What you have to do:
Give the number of lines that contain "JSON" in the listing, and write nothing else.

Listed records:
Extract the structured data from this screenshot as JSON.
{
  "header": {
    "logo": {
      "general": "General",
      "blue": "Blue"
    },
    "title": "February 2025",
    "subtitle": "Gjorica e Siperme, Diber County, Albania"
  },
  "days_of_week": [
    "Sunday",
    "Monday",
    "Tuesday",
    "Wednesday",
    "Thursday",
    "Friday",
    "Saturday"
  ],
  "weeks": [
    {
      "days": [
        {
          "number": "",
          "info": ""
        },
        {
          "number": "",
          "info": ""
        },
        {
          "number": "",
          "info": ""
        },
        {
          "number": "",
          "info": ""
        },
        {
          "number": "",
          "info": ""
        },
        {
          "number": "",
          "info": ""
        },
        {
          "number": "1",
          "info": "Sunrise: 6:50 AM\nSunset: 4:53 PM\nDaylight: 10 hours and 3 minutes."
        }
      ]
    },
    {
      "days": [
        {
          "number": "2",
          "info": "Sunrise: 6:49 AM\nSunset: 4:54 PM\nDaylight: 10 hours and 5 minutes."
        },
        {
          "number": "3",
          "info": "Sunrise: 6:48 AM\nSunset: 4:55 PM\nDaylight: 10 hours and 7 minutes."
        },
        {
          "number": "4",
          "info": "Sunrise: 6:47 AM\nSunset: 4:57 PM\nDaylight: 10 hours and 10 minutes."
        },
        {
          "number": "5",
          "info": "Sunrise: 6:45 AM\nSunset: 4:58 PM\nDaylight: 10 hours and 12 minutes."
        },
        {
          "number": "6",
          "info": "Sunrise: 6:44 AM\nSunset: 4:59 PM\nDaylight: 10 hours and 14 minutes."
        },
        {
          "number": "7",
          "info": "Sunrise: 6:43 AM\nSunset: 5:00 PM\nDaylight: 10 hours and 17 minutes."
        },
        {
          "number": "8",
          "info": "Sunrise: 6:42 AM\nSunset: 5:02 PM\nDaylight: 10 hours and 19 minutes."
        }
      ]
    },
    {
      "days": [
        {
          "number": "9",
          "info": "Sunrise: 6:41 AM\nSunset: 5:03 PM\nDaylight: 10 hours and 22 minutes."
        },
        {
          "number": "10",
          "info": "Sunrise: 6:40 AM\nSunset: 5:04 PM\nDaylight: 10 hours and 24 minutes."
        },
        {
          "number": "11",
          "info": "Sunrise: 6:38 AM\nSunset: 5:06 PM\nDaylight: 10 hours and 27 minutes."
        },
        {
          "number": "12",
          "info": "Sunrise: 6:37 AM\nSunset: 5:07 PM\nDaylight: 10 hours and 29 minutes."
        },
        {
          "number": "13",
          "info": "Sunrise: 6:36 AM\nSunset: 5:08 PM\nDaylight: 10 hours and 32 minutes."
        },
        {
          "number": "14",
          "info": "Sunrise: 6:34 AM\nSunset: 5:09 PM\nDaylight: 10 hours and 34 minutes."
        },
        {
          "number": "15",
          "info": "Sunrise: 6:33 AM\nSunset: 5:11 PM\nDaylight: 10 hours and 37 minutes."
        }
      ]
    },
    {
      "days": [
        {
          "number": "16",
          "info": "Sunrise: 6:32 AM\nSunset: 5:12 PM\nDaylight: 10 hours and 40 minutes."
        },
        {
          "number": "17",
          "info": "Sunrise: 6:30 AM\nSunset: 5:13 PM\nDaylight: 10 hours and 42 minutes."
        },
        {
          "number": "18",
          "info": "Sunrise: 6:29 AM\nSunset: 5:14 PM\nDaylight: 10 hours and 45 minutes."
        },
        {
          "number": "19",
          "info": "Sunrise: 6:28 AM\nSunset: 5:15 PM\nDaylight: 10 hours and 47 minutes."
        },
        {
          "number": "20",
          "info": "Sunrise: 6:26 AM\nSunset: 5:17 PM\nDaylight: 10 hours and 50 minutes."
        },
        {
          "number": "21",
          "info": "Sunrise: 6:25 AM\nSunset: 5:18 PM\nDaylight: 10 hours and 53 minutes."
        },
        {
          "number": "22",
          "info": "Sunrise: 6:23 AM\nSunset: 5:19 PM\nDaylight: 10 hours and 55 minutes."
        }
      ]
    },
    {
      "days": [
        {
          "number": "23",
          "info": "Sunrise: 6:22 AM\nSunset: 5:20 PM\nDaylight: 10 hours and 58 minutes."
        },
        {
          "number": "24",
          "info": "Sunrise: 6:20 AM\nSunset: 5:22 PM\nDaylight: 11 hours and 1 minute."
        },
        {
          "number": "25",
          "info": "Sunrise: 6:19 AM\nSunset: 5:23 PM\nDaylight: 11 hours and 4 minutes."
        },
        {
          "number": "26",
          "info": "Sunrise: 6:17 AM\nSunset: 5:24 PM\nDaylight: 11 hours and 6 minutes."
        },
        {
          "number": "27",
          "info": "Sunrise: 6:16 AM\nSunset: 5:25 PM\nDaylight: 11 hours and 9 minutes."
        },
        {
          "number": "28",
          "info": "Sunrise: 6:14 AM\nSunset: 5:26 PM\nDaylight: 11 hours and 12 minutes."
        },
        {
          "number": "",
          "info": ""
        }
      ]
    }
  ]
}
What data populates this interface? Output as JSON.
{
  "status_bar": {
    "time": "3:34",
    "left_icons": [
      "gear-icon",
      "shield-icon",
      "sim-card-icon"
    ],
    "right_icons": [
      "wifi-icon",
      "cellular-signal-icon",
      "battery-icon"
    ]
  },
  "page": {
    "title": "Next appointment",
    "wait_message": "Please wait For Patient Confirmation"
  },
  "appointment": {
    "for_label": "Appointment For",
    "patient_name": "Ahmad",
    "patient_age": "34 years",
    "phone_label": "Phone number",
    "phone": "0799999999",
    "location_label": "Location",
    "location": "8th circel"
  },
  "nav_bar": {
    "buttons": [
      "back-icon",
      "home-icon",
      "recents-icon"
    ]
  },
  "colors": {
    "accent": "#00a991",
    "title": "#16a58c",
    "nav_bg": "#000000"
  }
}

Task output:
2